Data records: Begin

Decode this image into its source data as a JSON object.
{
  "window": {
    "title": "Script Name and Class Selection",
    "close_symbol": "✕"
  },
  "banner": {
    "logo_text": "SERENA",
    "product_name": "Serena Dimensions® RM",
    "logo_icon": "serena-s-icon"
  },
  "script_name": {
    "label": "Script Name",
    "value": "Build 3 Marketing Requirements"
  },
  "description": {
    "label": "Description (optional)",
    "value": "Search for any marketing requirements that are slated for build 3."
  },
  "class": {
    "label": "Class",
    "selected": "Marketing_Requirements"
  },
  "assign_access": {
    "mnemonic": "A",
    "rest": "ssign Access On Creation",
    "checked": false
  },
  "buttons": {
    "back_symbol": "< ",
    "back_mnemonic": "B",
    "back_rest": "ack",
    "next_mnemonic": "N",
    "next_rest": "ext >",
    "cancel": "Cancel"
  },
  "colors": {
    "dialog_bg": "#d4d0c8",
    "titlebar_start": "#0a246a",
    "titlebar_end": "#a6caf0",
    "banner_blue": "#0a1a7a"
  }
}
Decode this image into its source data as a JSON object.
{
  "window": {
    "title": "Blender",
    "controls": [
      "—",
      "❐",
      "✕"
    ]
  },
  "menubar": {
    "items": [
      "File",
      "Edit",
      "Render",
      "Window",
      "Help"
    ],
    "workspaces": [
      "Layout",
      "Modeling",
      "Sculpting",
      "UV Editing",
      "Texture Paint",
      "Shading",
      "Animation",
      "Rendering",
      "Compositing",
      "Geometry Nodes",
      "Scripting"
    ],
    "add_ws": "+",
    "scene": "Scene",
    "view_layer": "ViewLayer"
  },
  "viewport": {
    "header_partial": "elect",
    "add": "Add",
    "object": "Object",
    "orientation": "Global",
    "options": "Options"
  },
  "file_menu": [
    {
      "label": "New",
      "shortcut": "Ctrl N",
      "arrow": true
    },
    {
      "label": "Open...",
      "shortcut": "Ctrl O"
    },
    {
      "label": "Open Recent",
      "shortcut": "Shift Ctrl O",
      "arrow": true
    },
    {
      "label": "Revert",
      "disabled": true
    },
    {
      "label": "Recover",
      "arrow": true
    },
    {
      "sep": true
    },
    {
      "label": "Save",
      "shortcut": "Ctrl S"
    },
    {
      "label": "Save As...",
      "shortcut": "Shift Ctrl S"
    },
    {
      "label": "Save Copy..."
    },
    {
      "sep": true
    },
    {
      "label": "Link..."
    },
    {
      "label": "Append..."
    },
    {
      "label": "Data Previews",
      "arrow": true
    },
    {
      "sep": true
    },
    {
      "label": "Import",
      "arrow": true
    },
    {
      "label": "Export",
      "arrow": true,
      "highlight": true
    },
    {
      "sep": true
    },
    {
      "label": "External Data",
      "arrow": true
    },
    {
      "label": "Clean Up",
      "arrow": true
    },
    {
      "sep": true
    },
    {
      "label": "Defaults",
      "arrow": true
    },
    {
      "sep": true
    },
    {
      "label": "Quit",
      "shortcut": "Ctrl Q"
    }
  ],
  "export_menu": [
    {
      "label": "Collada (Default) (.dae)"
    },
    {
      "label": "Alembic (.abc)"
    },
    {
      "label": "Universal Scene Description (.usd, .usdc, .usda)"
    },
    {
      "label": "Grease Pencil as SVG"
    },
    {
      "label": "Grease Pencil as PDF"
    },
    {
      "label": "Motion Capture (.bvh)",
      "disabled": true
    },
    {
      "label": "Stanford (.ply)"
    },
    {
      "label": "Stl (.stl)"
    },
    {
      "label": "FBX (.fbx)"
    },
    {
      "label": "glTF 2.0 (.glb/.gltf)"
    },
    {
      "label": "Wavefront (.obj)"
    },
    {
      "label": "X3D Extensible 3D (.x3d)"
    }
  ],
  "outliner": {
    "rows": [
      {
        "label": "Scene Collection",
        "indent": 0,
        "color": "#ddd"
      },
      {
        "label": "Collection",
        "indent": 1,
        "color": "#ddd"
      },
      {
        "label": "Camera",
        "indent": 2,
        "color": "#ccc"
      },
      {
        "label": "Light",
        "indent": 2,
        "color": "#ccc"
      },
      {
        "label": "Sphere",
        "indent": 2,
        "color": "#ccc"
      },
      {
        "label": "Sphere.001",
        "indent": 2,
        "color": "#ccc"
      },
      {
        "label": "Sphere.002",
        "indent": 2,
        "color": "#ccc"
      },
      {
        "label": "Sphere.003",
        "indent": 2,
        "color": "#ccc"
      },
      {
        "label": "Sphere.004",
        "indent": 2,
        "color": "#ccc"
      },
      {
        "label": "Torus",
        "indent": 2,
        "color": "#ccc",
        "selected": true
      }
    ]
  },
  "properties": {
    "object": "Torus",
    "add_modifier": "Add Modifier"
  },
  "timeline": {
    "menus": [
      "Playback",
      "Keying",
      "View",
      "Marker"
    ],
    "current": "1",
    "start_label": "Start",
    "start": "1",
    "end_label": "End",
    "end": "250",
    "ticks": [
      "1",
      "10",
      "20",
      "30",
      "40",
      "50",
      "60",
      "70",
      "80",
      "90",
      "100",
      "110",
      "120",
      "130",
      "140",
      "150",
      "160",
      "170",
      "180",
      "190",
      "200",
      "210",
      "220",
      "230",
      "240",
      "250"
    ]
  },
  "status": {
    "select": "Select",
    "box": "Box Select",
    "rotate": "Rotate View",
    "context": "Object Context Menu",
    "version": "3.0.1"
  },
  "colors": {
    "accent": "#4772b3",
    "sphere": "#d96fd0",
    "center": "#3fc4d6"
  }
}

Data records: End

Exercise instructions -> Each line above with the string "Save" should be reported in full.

Exercise output ->
      "label": "Save",
      "label": "Save As...",
      "label": "Save Copy..."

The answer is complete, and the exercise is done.